**Exercise prompt**
Only the text of the entries below should be returned, exactly as given, without pictures.
◆ ◆ ◆ ◆ ◆ ◆ ◆
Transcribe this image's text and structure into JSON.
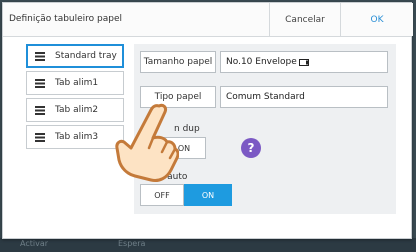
{
  "dialog": {
    "title": "Definição tabuleiro papel",
    "cancel_label": "Cancelar",
    "ok_label": "OK"
  },
  "sidebar": {
    "items": [
      {
        "label": "Standard tray",
        "selected": true,
        "icon": "tray-icon"
      },
      {
        "label": "Tab alim1",
        "selected": false,
        "icon": "tray-icon"
      },
      {
        "label": "Tab alim2",
        "selected": false,
        "icon": "tray-icon"
      },
      {
        "label": "Tab alim3",
        "selected": false,
        "icon": "tray-icon"
      }
    ]
  },
  "settings": {
    "paper_size_label": "Tamanho papel",
    "paper_size_value": "No.10 Envelope",
    "paper_type_label": "Tipo papel",
    "paper_type_value": "Comum Standard",
    "duplex_label": "n dup",
    "duplex_on": "ON",
    "help_symbol": "?",
    "auto_select_label": "Selec auto",
    "auto_off": "OFF",
    "auto_on": "ON",
    "auto_state": "ON"
  },
  "background": {
    "left_text": "Activar",
    "mid_text": "Espera"
  },
  "colors": {
    "accent": "#1e9be0",
    "help": "#7b59c4",
    "ok_text": "#2a8fd6"
  }
}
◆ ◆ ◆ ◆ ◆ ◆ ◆
**Your solution**
Transcribe this image's text and structure into JSON.
{
  "dialog": {
    "title": "Definição tabuleiro papel",
    "cancel_label": "Cancelar",
    "ok_label": "OK"
  },
  "sidebar": {
    "items": [
      {
        "label": "Standard tray",
        "selected": true,
        "icon": "tray-icon"
      },
      {
        "label": "Tab alim1",
        "selected": false,
        "icon": "tray-icon"
      },
      {
        "label": "Tab alim2",
        "selected": false,
        "icon": "tray-icon"
      },
      {
        "label": "Tab alim3",
        "selected": false,
        "icon": "tray-icon"
      }
    ]
  },
  "settings": {
    "paper_size_label": "Tamanho papel",
    "paper_size_value": "No.10 Envelope",
    "paper_type_label": "Tipo papel",
    "paper_type_value": "Comum Standard",
    "duplex_label": "n dup",
    "duplex_on": "ON",
    "help_symbol": "?",
    "auto_select_label": "Selec auto",
    "auto_off": "OFF",
    "auto_on": "ON",
    "auto_state": "ON"
  },
  "background": {
    "left_text": "Activar",
    "mid_text": "Espera"
  },
  "colors": {
    "accent": "#1e9be0",
    "help": "#7b59c4",
    "ok_text": "#2a8fd6"
  }
}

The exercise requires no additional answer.